**PROBLEM REQUIREMENTS:**
Scan the listing for the word "Total", and copy out each line where it is found.

(INFORMATION GIVEN begins)

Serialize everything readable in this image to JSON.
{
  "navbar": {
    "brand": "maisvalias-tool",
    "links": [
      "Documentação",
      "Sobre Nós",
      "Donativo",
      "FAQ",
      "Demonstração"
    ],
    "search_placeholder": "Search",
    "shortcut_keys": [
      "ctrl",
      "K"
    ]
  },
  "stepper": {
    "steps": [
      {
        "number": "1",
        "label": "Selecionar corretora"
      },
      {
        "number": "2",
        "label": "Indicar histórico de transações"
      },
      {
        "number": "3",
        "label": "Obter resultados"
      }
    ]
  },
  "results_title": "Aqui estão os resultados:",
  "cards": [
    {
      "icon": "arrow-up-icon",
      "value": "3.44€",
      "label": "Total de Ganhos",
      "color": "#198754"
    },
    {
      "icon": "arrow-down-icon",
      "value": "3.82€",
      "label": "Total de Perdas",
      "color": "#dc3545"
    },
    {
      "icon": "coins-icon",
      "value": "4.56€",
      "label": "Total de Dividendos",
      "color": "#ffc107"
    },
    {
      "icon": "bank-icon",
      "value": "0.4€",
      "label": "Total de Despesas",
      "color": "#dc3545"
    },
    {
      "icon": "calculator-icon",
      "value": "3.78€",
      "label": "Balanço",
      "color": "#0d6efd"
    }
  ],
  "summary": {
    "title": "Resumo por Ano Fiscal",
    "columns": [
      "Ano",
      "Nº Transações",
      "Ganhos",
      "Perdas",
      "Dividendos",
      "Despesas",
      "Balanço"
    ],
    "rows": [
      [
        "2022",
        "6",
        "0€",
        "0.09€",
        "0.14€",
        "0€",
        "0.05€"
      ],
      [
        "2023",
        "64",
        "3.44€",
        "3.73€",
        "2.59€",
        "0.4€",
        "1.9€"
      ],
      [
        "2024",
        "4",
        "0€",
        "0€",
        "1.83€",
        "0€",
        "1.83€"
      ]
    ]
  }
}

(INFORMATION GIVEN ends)

**OUTPUT FOR THIS EXERCISE:**
      "label": "Total de Ganhos",
      "label": "Total de Perdas",
      "label": "Total de Dividendos",
      "label": "Total de Despesas",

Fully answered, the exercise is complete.